Members of Marblehead High School’s Interact Club have a friendly bet going. If they raise at least $1,000 for their Polar Plunge in March, which supports the eradication of polio, their adviser and teacher Joan Stomatuk will dive into the icy water.
Stomatuk has pretty much accepted that she will be taking a cold swim at Devereux Beach, confident the committed group of students will raise the $1,000 — and more.
Interact is a Rotary International-sponsored service club for high school students. Led by two passionate seniors, the nearly 50 members at Marblehead High have become adept at making a difference both locally and internationally without much adult input.
“The students run the whole show, which is neat,” said Jim Nye, one of the club’s advisers from Rotary. “They’ve really taken control this year. The previous years they relied on the advisers a bit more. Teenagers are starting to get it. They’re starting to be not as ‘me.’ ”
The club’s primary approach to raising money is through bagel sales.
Interact has been selling the breakfast favorite during midterm and final exams for nearly six years. Just recently, the club sold 85 dozen bagels and raised $1,200 during midterms — its most successful bagel fund-raiser yet.
Senior Kelly Roland, copresident of the club, said bagels have proven to be a reliable way to raise the funds needed to fuel the group and give its members the opportunity to support causes they are passionate about.
“I think we’re having one of the best years that we’ve had, ever,” Roland said. “We’re doing a lot of new things that we’ve never done and we’re reaching out to a lot of communities and organizations outside of just Marblehead. I’m really proud of the work we’re doing and it’s really fun work, too.”
During the past two years, Interact has organized two fund-raisers for the BARKA Foundation, a nonprofit organization that helps the people of Burkina Faso in Africa, and collected donations for local food pantries and Toys for Tots. Last year, the club raised about $8,000.
“We’re noticing that young adults in both high school and college are just so eager to get involved in helping to solve the problems that the world is facing,” said Esu Anahata, cofounder of the BARKA Foundation. “They’re no-nonsense, ready for business. The programs that we do with them really enable them to step into their role as leaders and give them sometimes the first leadership experience in organizing events. We’ve had students at Marblehead High School create a concert fund-raiser for us. They’ve raised probably over $7,000 for us in the last three years.”

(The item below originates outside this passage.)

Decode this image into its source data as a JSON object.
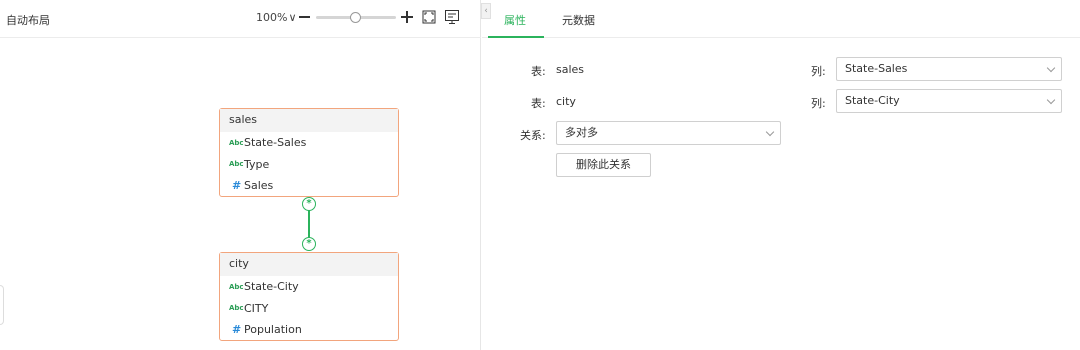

The club has yet to decide what to do with the proceeds from its most recent bagel fund-raiser, but is thankful to have the cushion to be creative.
“It’s great being part of such a big group because you have so many personal stories from people,” said 17-year-old Brian Hough, another copresident of the club. “Someone might be really affected by ALS; they might have had a family member who had it. So then we can say ‘Why don’t we donate to an ALS organization?’ Being able to ask people what they want to donate to is really helpful.”
The club is also considering investing in a teen center slated to open this year at the Marblehead Community Center.
“It’s teens helping teens,” Roland said.
The club’s biggest challenge is the time it takes to plan events and get the word out about its fund-raisers.
Fliers are posted on bulletin boards and the school website, and e-mailed to parents. Roland and Hough attend weekly breakfast meetings with Rotarians, who spread the word to their friends and families. It is not easy, Roland said, but in the end the work is gratifying.
“We’re all pretty busy high schoolers, so planning definitely gets tough,” Roland said. “When you’ve got your tennis meet or your track meet or your paper due, or you’re helping out with something else in the community, there always seems to be something. It’s a lot but it’s worth it.”
Another challenge is satisfying the desire to help everyone in need. It is difficult to see so many people and communities struggling against disease, poverty, and other problems, Roland said.
“By just knowing that we did reach out and help them, it’s like a hopeful feeling,” Roland said. “And you just want to hope to do the best for everyone that you can, and I think that’s really what the Interact Club comes back to, just hoping that you can make some difference and I think we definitely make a difference in our own way.”
As for the club’s March polio fund-raiser, Stomatuk has already accepted that she is taking a dip in the frigid water.
“If everybody does their part we should have at least the $1,000,” Stomatuk said. “It’s sort of a done deal. If it’s cold like this, what am I going to do? I hope it’s warmer by the end of March.”